(Data listing)
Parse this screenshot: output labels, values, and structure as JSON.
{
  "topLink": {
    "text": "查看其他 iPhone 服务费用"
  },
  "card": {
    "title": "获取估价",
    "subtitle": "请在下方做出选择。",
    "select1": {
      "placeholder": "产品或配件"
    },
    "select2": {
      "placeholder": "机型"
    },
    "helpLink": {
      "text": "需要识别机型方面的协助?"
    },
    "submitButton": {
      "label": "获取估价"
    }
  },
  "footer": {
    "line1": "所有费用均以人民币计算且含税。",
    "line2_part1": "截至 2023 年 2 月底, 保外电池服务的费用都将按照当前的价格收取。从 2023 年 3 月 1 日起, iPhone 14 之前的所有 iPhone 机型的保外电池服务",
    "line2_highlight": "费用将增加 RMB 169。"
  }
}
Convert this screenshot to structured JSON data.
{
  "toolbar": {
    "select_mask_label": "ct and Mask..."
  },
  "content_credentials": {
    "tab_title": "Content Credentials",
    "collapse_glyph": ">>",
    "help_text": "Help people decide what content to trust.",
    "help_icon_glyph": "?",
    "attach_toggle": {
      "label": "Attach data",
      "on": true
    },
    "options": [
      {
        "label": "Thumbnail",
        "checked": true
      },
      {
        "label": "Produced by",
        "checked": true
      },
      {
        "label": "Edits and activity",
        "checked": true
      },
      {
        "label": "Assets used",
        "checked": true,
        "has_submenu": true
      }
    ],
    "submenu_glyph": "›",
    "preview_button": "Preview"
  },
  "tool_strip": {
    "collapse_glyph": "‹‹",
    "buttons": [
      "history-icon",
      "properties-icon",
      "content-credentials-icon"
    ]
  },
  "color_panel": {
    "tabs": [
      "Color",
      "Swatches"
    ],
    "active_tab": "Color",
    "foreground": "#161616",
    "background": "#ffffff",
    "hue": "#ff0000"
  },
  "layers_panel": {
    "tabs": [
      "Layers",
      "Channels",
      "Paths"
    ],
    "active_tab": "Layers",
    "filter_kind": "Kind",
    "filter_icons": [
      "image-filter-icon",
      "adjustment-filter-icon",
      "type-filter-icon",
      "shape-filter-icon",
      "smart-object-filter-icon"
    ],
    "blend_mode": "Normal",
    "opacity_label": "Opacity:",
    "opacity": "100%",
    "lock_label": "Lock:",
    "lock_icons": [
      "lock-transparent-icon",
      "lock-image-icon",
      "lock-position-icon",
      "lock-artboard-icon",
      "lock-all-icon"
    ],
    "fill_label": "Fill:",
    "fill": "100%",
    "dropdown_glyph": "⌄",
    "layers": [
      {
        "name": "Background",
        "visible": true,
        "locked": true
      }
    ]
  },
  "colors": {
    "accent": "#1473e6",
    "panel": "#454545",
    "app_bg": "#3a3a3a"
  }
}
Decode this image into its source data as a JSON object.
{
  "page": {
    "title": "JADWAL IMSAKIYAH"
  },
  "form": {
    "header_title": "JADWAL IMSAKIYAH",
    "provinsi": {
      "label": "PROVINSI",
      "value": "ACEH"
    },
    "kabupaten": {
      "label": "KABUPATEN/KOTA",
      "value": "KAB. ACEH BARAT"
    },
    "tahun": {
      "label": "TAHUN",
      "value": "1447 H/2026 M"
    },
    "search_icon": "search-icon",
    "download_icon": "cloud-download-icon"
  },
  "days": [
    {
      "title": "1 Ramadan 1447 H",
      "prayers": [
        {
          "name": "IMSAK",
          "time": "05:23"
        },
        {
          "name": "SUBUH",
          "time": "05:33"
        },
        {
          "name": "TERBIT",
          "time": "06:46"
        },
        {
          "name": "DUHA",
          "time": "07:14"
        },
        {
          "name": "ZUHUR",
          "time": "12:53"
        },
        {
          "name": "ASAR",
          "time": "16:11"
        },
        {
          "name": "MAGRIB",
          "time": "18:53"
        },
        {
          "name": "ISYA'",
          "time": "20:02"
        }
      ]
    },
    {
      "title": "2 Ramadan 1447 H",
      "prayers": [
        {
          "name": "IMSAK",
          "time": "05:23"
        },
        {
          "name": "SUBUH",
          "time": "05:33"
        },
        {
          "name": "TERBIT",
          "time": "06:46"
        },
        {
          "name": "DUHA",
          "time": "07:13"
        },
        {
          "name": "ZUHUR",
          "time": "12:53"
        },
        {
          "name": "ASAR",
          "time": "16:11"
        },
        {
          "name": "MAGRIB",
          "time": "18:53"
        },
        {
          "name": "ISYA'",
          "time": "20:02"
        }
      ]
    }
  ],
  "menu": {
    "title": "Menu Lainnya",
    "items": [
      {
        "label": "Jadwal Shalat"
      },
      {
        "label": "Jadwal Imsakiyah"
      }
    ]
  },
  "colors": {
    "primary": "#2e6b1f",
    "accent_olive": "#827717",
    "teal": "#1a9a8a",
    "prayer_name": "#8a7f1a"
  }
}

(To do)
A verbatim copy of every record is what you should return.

(Response to this task)
Parse this screenshot: output labels, values, and structure as JSON.
{
  "topLink": {
    "text": "查看其他 iPhone 服务费用"
  },
  "card": {
    "title": "获取估价",
    "subtitle": "请在下方做出选择。",
    "select1": {
      "placeholder": "产品或配件"
    },
    "select2": {
      "placeholder": "机型"
    },
    "helpLink": {
      "text": "需要识别机型方面的协助?"
    },
    "submitButton": {
      "label": "获取估价"
    }
  },
  "footer": {
    "line1": "所有费用均以人民币计算且含税。",
    "line2_part1": "截至 2023 年 2 月底, 保外电池服务的费用都将按照当前的价格收取。从 2023 年 3 月 1 日起, iPhone 14 之前的所有 iPhone 机型的保外电池服务",
    "line2_highlight": "费用将增加 RMB 169。"
  }
}
Convert this screenshot to structured JSON data.
{
  "toolbar": {
    "select_mask_label": "ct and Mask..."
  },
  "content_credentials": {
    "tab_title": "Content Credentials",
    "collapse_glyph": ">>",
    "help_text": "Help people decide what content to trust.",
    "help_icon_glyph": "?",
    "attach_toggle": {
      "label": "Attach data",
      "on": true
    },
    "options": [
      {
        "label": "Thumbnail",
        "checked": true
      },
      {
        "label": "Produced by",
        "checked": true
      },
      {
        "label": "Edits and activity",
        "checked": true
      },
      {
        "label": "Assets used",
        "checked": true,
        "has_submenu": true
      }
    ],
    "submenu_glyph": "›",
    "preview_button": "Preview"
  },
  "tool_strip": {
    "collapse_glyph": "‹‹",
    "buttons": [
      "history-icon",
      "properties-icon",
      "content-credentials-icon"
    ]
  },
  "color_panel": {
    "tabs": [
      "Color",
      "Swatches"
    ],
    "active_tab": "Color",
    "foreground": "#161616",
    "background": "#ffffff",
    "hue": "#ff0000"
  },
  "layers_panel": {
    "tabs": [
      "Layers",
      "Channels",
      "Paths"
    ],
    "active_tab": "Layers",
    "filter_kind": "Kind",
    "filter_icons": [
      "image-filter-icon",
      "adjustment-filter-icon",
      "type-filter-icon",
      "shape-filter-icon",
      "smart-object-filter-icon"
    ],
    "blend_mode": "Normal",
    "opacity_label": "Opacity:",
    "opacity": "100%",
    "lock_label": "Lock:",
    "lock_icons": [
      "lock-transparent-icon",
      "lock-image-icon",
      "lock-position-icon",
      "lock-artboard-icon",
      "lock-all-icon"
    ],
    "fill_label": "Fill:",
    "fill": "100%",
    "dropdown_glyph": "⌄",
    "layers": [
      {
        "name": "Background",
        "visible": true,
        "locked": true
      }
    ]
  },
  "colors": {
    "accent": "#1473e6",
    "panel": "#454545",
    "app_bg": "#3a3a3a"
  }
}
Decode this image into its source data as a JSON object.
{
  "page": {
    "title": "JADWAL IMSAKIYAH"
  },
  "form": {
    "header_title": "JADWAL IMSAKIYAH",
    "provinsi": {
      "label": "PROVINSI",
      "value": "ACEH"
    },
    "kabupaten": {
      "label": "KABUPATEN/KOTA",
      "value": "KAB. ACEH BARAT"
    },
    "tahun": {
      "label": "TAHUN",
      "value": "1447 H/2026 M"
    },
    "search_icon": "search-icon",
    "download_icon": "cloud-download-icon"
  },
  "days": [
    {
      "title": "1 Ramadan 1447 H",
      "prayers": [
        {
          "name": "IMSAK",
          "time": "05:23"
        },
        {
          "name": "SUBUH",
          "time": "05:33"
        },
        {
          "name": "TERBIT",
          "time": "06:46"
        },
        {
          "name": "DUHA",
          "time": "07:14"
        },
        {
          "name": "ZUHUR",
          "time": "12:53"
        },
        {
          "name": "ASAR",
          "time": "16:11"
        },
        {
          "name": "MAGRIB",
          "time": "18:53"
        },
        {
          "name": "ISYA'",
          "time": "20:02"
        }
      ]
    },
    {
      "title": "2 Ramadan 1447 H",
      "prayers": [
        {
          "name": "IMSAK",
          "time": "05:23"
        },
        {
          "name": "SUBUH",
          "time": "05:33"
        },
        {
          "name": "TERBIT",
          "time": "06:46"
        },
        {
          "name": "DUHA",
          "time": "07:13"
        },
        {
          "name": "ZUHUR",
          "time": "12:53"
        },
        {
          "name": "ASAR",
          "time": "16:11"
        },
        {
          "name": "MAGRIB",
          "time": "18:53"
        },
        {
          "name": "ISYA'",
          "time": "20:02"
        }
      ]
    }
  ],
  "menu": {
    "title": "Menu Lainnya",
    "items": [
      {
        "label": "Jadwal Shalat"
      },
      {
        "label": "Jadwal Imsakiyah"
      }
    ]
  },
  "colors": {
    "primary": "#2e6b1f",
    "accent_olive": "#827717",
    "teal": "#1a9a8a",
    "prayer_name": "#8a7f1a"
  }
}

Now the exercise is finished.